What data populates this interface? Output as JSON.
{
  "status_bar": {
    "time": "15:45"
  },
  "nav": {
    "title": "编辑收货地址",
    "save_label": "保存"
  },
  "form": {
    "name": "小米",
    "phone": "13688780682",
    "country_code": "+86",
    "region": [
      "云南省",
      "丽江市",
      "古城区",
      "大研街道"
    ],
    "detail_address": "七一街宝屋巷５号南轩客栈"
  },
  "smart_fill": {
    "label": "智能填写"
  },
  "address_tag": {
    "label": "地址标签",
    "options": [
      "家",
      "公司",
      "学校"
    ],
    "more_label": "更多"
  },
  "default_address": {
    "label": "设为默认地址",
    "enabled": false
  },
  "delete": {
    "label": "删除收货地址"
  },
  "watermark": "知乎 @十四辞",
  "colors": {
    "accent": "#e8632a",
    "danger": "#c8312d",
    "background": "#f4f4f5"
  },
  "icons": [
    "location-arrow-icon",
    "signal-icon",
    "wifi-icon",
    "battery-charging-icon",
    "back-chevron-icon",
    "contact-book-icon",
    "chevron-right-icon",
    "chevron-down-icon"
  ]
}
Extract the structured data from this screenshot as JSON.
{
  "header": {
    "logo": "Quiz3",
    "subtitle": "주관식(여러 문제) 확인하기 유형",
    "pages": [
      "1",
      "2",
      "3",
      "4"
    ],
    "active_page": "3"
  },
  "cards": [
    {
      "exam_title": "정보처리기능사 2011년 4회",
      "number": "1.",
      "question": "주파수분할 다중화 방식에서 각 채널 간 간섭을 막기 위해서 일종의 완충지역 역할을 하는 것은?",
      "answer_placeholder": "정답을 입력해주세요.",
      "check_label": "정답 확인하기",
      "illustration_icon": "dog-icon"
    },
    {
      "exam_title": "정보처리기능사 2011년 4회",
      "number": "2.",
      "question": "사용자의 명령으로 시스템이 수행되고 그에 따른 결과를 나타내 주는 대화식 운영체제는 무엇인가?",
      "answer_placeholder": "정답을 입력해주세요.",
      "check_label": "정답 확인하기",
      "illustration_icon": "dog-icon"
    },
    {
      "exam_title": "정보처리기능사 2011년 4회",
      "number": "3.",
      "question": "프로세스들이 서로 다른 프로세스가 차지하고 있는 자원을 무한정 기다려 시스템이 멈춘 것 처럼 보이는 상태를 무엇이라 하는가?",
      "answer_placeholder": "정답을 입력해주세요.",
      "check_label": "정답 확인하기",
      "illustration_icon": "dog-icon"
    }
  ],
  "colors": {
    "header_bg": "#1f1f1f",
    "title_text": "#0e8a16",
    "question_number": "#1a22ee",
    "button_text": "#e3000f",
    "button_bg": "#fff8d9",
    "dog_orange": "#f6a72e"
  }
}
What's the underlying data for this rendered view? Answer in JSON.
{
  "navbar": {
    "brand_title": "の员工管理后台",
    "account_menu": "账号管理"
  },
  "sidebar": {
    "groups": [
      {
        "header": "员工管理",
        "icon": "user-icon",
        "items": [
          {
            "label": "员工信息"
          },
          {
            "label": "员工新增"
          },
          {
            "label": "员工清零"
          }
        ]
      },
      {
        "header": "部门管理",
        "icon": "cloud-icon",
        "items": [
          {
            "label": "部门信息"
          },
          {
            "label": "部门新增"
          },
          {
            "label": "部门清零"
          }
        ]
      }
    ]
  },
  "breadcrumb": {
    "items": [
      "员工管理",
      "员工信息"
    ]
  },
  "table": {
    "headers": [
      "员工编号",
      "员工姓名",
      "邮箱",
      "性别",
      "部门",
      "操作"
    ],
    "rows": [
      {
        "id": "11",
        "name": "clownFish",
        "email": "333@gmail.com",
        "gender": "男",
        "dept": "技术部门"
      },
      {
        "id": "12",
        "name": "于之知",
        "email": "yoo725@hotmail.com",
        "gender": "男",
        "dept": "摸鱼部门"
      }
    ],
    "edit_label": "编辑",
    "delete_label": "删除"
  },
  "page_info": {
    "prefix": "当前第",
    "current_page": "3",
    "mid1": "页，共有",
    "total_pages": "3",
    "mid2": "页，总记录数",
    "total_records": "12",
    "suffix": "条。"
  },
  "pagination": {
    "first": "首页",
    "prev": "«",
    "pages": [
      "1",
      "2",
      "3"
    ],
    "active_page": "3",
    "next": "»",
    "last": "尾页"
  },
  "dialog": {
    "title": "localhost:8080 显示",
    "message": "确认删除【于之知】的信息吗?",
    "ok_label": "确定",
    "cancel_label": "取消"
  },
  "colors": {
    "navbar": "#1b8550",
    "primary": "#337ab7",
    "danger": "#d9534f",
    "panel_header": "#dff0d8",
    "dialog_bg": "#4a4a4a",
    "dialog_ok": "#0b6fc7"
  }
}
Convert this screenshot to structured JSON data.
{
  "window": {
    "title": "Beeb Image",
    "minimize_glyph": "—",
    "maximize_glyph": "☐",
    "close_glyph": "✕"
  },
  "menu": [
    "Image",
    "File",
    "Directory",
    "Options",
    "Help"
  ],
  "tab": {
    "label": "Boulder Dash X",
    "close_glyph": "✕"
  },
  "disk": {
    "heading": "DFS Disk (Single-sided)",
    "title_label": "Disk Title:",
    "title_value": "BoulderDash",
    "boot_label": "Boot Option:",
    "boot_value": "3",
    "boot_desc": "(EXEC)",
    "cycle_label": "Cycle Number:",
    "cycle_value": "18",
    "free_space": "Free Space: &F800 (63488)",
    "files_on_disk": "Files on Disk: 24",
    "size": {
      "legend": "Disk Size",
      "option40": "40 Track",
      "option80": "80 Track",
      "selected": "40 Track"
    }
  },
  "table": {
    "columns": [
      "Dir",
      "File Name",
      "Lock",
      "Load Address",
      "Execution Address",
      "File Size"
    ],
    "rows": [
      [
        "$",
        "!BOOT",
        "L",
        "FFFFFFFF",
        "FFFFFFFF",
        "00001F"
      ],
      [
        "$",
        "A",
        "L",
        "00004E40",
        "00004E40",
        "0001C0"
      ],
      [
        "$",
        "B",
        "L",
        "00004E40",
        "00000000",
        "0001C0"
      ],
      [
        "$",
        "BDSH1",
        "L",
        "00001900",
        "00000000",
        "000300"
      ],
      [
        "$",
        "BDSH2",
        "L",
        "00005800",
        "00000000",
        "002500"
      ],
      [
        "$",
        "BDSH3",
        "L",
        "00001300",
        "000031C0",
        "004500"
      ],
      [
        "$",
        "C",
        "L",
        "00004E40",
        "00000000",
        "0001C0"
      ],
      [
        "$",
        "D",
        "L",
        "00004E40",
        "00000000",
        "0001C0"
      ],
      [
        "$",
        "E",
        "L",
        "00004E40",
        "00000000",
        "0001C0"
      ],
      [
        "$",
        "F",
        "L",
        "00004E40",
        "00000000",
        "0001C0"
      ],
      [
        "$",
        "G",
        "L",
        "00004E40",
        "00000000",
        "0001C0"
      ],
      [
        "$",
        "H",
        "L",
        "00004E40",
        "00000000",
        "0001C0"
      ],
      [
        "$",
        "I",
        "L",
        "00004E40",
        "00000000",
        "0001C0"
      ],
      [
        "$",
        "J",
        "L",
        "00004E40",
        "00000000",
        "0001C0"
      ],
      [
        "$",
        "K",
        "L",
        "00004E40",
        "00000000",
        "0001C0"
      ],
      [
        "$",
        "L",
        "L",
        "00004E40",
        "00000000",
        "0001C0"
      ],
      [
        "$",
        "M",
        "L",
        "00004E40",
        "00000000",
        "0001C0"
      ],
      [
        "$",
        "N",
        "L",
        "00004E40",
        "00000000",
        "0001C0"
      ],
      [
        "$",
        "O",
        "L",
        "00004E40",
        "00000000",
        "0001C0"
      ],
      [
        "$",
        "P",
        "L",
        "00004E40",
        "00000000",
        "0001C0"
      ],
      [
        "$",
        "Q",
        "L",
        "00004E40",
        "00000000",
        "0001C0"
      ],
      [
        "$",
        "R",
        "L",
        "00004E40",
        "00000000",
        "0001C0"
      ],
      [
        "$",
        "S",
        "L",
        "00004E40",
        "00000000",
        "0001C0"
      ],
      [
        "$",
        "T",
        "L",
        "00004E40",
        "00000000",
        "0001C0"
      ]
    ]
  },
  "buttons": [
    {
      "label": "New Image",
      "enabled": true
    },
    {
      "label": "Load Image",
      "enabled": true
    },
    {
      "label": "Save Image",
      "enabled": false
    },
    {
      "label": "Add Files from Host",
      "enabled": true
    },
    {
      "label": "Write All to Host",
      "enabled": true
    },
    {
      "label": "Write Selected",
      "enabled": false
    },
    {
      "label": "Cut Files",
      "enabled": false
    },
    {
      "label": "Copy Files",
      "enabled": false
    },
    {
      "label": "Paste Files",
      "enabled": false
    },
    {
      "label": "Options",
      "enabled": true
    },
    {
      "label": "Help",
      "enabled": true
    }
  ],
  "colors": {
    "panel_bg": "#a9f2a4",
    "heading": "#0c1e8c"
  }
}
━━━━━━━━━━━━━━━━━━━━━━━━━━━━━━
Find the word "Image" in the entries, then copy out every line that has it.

    "title": "Beeb Image",
    "Image",
      "label": "New Image",
      "label": "Load Image",
      "label": "Save Image",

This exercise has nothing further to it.